== TRY IT ==
Only lines holding the word "this" should be copied from the material.

━━━ DATA FOR ANALYSIS

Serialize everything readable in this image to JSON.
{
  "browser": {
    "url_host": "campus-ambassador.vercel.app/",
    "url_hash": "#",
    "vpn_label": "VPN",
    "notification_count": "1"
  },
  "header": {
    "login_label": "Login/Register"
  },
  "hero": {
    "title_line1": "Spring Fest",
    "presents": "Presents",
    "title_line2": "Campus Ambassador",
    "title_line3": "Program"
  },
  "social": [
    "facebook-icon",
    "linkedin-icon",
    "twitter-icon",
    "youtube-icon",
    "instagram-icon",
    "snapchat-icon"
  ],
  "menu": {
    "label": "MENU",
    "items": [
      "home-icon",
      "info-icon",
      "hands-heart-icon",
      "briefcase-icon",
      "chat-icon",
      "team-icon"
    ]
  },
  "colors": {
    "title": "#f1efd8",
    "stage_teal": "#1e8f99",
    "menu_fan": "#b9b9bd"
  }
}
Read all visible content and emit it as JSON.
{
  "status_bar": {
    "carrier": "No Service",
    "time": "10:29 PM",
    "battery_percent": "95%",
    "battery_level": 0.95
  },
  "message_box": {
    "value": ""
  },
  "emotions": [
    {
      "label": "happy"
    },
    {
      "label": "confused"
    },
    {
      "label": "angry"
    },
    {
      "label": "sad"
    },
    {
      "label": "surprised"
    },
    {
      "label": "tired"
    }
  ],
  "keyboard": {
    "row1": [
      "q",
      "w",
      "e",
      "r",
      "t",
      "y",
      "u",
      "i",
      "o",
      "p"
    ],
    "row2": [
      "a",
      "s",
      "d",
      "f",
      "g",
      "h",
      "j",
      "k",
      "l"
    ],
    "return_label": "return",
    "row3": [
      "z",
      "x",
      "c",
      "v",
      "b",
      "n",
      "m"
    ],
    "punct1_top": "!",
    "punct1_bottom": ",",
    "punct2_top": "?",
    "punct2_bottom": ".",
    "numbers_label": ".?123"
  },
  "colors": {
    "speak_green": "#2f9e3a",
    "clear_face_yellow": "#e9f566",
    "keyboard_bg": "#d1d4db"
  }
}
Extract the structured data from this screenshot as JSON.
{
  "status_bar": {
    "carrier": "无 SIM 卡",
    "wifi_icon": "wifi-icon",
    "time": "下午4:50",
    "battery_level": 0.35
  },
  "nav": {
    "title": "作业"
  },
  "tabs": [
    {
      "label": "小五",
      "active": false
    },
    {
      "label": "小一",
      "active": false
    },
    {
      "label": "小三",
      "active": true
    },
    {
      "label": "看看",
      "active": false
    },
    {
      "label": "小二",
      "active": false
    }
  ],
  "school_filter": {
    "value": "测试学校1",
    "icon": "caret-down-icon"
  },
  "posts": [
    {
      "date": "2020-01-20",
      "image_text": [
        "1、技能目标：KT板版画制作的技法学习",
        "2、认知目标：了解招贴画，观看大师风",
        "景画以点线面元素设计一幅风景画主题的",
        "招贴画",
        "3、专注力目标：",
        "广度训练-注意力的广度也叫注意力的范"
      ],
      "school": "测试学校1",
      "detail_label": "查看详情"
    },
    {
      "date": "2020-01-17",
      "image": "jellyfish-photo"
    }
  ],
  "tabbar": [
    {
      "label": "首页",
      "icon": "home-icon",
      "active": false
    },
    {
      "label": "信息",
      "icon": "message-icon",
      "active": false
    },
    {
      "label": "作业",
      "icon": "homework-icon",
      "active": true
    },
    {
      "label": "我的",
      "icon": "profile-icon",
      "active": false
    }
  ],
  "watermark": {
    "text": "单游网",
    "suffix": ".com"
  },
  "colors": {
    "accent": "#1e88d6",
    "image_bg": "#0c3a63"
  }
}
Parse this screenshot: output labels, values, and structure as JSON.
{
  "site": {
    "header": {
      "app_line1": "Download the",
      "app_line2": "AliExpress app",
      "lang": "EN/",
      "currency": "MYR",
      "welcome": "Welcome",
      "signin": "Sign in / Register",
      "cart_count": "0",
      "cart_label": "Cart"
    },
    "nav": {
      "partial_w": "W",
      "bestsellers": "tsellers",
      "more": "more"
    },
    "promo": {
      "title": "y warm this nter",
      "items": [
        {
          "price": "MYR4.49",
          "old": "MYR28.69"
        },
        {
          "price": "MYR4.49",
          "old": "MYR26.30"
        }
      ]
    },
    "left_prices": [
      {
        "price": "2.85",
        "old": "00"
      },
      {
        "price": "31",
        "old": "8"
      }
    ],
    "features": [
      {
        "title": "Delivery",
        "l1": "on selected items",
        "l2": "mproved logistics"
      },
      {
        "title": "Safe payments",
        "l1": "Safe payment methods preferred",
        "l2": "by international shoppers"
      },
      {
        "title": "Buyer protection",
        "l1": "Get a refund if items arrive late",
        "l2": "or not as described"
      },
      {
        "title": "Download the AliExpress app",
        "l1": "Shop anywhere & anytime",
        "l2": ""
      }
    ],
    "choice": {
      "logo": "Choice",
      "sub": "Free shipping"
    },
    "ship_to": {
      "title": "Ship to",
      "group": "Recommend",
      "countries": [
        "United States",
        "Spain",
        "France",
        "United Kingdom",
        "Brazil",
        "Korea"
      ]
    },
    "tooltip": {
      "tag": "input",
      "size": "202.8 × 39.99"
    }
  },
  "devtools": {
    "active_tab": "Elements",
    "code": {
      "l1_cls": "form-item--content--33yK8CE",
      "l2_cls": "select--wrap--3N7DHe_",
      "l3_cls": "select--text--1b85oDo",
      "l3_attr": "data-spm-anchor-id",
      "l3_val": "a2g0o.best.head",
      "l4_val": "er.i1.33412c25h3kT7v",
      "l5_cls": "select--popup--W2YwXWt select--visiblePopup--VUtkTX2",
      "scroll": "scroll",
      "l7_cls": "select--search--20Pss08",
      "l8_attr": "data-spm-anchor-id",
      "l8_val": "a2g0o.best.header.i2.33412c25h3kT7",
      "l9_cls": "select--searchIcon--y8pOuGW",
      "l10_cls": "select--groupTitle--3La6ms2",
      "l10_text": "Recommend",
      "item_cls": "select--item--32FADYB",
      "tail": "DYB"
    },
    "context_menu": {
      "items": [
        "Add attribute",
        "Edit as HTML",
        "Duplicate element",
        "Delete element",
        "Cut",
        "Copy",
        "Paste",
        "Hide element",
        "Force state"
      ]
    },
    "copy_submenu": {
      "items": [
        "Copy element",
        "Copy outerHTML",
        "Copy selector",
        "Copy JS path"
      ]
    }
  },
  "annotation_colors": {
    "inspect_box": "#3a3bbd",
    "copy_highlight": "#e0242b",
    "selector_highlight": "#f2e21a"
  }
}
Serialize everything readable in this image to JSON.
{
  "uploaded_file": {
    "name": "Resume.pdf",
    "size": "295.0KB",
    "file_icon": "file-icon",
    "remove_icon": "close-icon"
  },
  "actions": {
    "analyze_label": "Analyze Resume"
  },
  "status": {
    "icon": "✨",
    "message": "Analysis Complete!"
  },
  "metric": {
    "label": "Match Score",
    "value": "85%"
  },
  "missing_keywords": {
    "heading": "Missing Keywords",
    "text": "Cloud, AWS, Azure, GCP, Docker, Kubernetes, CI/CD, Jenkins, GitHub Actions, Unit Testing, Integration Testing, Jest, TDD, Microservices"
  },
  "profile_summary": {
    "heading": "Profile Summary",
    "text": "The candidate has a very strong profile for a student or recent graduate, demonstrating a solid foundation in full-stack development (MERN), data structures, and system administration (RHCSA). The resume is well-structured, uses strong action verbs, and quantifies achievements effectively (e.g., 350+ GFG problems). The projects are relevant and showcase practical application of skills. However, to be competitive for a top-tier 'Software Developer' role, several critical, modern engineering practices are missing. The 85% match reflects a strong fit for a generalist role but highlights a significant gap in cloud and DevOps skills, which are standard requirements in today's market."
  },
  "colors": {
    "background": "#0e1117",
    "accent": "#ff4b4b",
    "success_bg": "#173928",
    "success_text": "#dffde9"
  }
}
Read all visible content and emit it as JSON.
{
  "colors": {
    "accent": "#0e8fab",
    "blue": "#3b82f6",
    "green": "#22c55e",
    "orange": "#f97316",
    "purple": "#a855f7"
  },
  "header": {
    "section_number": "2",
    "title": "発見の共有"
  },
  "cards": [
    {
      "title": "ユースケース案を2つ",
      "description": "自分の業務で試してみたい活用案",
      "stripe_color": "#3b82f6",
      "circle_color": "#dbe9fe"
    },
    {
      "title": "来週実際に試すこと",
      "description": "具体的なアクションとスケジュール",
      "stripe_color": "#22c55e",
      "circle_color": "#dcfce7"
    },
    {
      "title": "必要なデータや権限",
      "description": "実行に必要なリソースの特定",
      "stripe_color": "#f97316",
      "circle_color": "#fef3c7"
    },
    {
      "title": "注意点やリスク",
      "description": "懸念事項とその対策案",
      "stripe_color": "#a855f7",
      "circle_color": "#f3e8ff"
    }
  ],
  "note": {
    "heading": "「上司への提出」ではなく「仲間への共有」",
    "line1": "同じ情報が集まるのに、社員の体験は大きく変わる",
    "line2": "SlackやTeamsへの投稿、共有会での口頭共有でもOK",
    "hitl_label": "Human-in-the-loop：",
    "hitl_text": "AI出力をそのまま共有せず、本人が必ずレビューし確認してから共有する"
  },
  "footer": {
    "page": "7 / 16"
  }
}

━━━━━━

== FINISHED TASK ==
Serialize everything readable in this image to JSON.
Extract the structured data from this screenshot as JSON.
Parse this screenshot: output labels, values, and structure as JSON.
      "title": "y warm this nter",
Serialize everything readable in this image to JSON.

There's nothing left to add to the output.